Olivine crystals from Mauna Loa volcano, Hawaii, with a width of less than one millimeter. The brown ovals are solidified, glassy inclusions trapped as droplets of melt by the growing olivine crystal. They contain strontium isotope ratios which are inherited from 500 million year old seawater. Photo: Sobolev, Max Planck Institute for Chemistry
recycling of the Earth’s crust in volcanoes happens much faster than
scientists have previously assumed. Rock of the oceanic crust, which
sinks deep into the earth due to the movement of tectonic plates,
reemerges through volcanic eruptions after around 500 million years.
Researchers from the Max Planck Institute for Chemistry in Mainz
obtained this result using volcanic rock samples. Previously, geologists

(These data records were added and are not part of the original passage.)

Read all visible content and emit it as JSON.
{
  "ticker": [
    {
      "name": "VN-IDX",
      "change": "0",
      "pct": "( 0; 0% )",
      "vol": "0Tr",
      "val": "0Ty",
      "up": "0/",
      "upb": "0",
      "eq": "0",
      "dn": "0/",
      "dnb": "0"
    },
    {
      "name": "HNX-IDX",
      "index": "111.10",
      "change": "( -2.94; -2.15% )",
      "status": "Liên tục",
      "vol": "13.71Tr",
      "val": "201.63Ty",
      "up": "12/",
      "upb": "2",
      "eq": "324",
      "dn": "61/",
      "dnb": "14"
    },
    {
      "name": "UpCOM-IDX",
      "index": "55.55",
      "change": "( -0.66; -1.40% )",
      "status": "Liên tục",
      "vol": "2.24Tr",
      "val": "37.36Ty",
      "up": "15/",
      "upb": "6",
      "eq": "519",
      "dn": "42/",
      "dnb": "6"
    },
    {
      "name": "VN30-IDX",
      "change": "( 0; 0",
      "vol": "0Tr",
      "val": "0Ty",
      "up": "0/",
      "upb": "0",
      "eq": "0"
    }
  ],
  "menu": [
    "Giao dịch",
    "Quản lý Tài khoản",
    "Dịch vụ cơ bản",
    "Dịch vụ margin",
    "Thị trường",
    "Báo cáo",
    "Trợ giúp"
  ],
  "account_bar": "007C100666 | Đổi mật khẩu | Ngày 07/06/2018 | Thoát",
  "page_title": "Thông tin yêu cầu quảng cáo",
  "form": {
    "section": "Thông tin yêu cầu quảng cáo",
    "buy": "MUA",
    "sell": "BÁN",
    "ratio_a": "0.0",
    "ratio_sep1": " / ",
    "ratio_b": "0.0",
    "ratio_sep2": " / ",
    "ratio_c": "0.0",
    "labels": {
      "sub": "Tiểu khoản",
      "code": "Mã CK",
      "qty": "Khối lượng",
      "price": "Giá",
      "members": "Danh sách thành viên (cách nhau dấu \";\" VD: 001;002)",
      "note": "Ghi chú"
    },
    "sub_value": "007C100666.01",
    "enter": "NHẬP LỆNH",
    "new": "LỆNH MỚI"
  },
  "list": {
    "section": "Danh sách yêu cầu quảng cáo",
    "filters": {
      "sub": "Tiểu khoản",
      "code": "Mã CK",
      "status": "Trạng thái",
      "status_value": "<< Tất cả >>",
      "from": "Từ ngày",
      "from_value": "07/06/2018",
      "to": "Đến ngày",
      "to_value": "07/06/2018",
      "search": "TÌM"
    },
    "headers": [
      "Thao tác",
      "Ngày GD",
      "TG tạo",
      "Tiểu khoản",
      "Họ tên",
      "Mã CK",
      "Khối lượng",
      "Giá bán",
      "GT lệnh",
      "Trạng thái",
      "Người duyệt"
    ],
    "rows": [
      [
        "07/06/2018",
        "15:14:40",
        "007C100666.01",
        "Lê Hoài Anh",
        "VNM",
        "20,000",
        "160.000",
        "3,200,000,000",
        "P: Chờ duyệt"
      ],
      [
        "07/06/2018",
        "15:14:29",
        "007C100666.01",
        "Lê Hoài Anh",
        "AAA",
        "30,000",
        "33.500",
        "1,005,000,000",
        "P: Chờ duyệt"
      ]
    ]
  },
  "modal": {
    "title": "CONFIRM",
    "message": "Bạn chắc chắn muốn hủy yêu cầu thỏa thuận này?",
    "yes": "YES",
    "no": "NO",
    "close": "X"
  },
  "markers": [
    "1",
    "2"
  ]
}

thought this process would take about two billion years.
all of the ocean islands are volcanoes. Several of them, such as
Hawaii, originate from the lowest part of the mantle. This geological
process is similar to the movement of coloured liquids in a lava lamp:
hot rock rises in cylindrical columns, the so-called mantle plumes, from
a depth of nearly 3,000 km. Near the surface, it melts, because
the pressure is reduced, and forms volcanoes. The plume originates from
former ocean crust which early in the Earth’s history sank to the
bottom of the mantle. Previously, scientists had assumed that this
recycling took about two billion years.
chemical analysis of tiny glassy inclusions in olivine crystals from
basaltic lava on Mauna Loa volcano in Hawaii has now surprised
geologists: the entire recycling process requires at most half a billion
years, four times faster than previously thought.
microscopically small inclusions in the volcanic rock contain trace
elements originally dissolved in seawater, and this allows the recycling
process to be dated. Before the old ocean crust sinks into the mantle,
it soaks up seawater, which leaves tell-tale trace elements in the rock.
The age is revealed by the isotopic ratio of strontium which changes
with time. Strontium is a chemical element, which occurs in trace
amounts in sea water. The isotopes of chemical elements have the same
number of protons but different numbers of neutrons. Mainz scientists
developed a special laser mass spectrometry method which allowed the
detection of isotopes of strontium in extremely small quantities.
their surprise, the Max Planck researchers found residues of sea water
with an unexpected strontium isotope ratio in the samples, which
suggested an age of less than 500 million years for the inclusions.
Therefore the rock material forming the Hawaiian basalts must be
strontium from sea water has reached deep in the Earth’s mantle, and
reemerged after only half a billion years, in Hawaiian volcano lavas,”
says Klaus Peter Jochum, co-author of the publication. “This discovery
was a huge surprise for us.”
surprise for the scientists was the tremendous variation of strontium
isotope ratios found in the melt inclusions in olivine from the single
lava sample. “This variation is much larger than the known range for all
Hawaiian lavas,” says Alexander Sobolev, who participated in the study.
“This finding suggests that the mantle is far more chemically
heterogeneous on a small spatial scale than we thought before.”
heterogeneity is preserved only by melt inclusions but is completely
obliterated in the lavas because of their complete mixing.
Jochum and their colleagues expect to obtain similar results for other
volcanoes and therefore be able to determine the recycling age the ocean
crust more precisely.